> [DIRECTIONS]:
After reading the entries below, report how many lines have the string "ModelAndView" in them, giving the number alone.

*** RECORDS FOR PROCESSING Section Begins ***

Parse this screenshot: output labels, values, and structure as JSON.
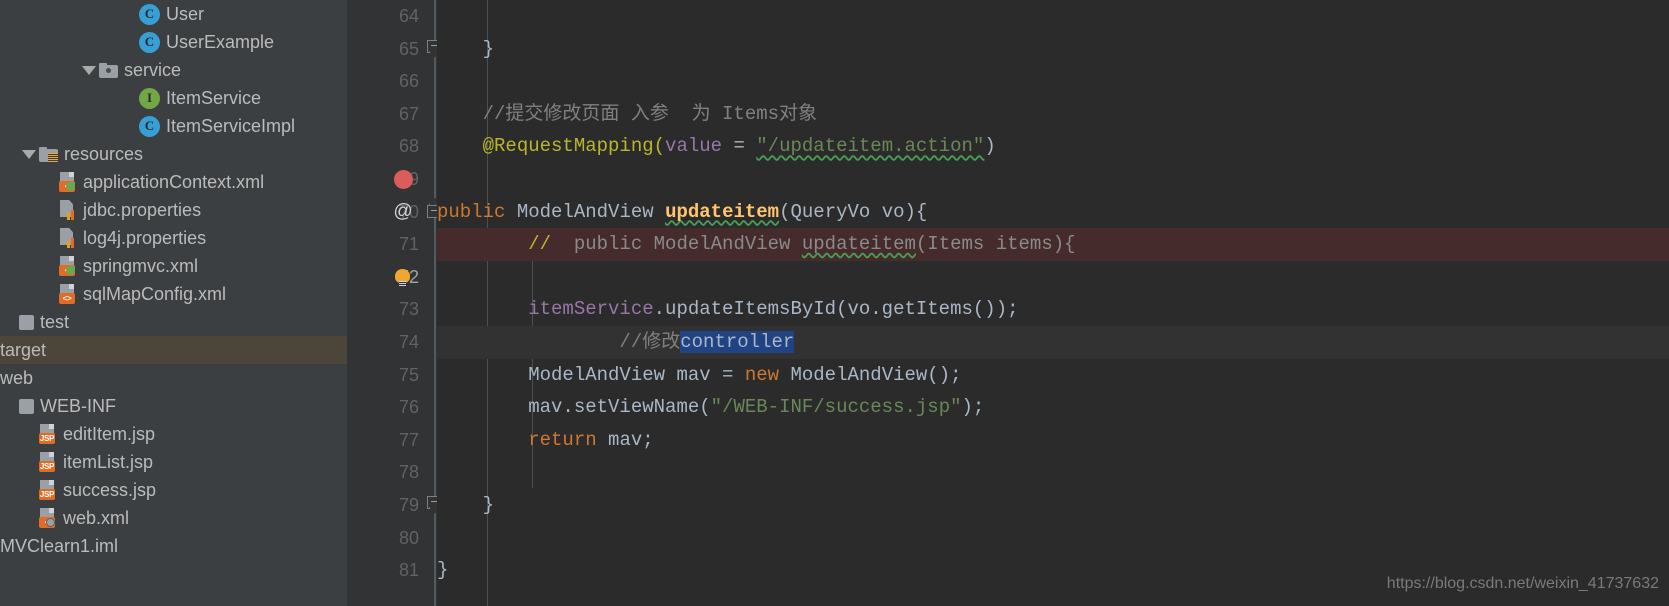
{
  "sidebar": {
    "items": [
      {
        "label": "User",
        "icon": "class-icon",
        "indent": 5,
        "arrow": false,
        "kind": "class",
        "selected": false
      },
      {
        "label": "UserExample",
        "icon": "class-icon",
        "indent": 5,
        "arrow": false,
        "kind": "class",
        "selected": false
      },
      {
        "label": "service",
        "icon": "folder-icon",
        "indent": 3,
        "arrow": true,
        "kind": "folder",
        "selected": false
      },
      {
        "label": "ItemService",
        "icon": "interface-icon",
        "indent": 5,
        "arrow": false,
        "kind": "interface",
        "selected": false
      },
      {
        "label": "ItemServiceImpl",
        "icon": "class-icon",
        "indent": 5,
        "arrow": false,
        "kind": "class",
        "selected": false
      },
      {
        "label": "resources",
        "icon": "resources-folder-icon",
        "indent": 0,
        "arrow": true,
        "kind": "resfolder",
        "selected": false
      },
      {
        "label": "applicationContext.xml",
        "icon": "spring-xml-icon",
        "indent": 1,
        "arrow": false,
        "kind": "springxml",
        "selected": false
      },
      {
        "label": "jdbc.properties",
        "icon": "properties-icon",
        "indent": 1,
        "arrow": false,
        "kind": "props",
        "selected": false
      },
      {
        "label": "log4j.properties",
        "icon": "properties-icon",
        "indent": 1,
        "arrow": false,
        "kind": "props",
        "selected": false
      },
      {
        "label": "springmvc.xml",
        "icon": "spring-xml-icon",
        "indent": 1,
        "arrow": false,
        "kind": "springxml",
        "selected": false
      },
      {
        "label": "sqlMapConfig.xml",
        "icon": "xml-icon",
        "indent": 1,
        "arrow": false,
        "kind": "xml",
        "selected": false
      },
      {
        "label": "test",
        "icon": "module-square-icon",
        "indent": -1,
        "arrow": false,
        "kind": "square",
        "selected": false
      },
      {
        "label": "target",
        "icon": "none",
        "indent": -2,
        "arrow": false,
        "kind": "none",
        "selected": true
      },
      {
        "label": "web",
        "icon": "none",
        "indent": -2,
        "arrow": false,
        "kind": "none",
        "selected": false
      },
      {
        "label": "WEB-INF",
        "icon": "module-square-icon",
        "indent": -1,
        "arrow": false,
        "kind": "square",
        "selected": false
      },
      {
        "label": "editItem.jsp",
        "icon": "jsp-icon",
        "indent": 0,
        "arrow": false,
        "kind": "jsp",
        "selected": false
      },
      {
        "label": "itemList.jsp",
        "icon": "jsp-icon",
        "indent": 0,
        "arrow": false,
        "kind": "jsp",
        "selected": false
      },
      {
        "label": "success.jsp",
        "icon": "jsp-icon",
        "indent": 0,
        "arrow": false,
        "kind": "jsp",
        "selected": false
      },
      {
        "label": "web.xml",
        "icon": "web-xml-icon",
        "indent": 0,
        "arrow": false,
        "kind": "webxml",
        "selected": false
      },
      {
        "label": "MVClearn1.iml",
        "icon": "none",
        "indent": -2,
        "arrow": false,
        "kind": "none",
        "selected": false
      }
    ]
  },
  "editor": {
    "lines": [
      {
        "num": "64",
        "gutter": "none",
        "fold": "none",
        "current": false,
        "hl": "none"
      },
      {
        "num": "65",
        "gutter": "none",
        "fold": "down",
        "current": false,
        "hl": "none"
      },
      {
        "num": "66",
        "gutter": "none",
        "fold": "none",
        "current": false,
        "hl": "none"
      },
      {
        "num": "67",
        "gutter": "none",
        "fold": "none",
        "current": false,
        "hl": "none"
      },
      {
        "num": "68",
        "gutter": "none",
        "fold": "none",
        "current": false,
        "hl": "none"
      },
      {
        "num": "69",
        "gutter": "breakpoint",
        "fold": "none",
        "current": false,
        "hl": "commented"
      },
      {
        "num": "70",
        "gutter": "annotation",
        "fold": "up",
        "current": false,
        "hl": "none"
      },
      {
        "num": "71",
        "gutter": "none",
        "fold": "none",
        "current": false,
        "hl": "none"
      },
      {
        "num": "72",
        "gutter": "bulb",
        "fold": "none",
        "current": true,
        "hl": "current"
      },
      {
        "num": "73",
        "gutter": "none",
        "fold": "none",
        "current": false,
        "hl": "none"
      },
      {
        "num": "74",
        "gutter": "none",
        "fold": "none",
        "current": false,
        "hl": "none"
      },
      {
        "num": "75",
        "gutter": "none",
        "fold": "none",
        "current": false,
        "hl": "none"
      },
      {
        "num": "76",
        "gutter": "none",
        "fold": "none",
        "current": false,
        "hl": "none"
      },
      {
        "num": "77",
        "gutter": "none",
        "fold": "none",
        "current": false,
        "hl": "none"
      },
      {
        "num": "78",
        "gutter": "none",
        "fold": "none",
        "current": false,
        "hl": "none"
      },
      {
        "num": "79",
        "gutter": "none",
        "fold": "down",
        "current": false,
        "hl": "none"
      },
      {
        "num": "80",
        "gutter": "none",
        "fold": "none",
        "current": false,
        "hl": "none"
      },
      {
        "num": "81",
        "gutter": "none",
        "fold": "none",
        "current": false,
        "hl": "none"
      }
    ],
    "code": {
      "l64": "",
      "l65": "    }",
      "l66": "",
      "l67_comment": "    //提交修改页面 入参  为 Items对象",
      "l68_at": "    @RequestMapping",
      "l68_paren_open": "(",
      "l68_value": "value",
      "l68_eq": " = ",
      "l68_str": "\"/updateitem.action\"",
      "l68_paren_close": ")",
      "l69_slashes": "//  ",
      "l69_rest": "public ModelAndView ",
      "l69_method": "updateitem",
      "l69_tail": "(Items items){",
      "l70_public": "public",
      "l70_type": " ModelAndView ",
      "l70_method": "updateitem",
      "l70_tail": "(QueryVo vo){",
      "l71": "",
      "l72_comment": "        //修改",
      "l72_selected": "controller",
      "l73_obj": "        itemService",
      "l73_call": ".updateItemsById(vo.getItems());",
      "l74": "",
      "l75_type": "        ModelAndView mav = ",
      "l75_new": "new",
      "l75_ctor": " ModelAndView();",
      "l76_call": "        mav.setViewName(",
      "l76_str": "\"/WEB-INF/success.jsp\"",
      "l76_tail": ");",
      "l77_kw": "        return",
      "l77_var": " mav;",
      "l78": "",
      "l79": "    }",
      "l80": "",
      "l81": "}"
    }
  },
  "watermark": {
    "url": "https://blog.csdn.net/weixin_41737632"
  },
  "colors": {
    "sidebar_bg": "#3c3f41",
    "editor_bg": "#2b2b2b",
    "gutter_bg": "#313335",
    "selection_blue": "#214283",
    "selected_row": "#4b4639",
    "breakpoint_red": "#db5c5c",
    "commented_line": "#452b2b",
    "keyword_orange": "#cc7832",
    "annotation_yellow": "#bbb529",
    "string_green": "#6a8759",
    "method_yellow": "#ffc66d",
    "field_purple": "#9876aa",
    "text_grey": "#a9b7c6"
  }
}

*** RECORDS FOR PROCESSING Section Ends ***
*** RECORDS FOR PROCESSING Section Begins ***

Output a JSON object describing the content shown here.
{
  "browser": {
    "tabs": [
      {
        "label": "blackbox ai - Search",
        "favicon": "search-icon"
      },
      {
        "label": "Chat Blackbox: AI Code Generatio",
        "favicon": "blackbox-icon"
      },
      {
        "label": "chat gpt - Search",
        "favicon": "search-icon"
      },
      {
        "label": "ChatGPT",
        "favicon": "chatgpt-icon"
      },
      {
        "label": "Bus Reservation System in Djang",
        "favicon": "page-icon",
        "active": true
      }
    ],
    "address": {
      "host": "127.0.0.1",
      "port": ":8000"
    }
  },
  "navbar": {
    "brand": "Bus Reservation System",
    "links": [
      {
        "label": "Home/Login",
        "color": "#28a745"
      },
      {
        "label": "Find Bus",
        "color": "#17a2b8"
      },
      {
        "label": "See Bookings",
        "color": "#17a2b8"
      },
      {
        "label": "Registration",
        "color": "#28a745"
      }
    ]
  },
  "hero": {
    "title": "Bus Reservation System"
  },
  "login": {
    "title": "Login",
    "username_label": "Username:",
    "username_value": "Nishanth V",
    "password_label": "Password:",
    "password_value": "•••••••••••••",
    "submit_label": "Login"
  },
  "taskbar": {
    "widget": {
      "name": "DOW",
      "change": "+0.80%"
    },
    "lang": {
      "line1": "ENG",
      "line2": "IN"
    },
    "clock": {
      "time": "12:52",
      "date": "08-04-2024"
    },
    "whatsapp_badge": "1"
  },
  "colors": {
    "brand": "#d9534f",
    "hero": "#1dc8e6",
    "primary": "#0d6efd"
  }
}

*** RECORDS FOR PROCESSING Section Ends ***

> [RESPONSE TO THIS TASK]:
4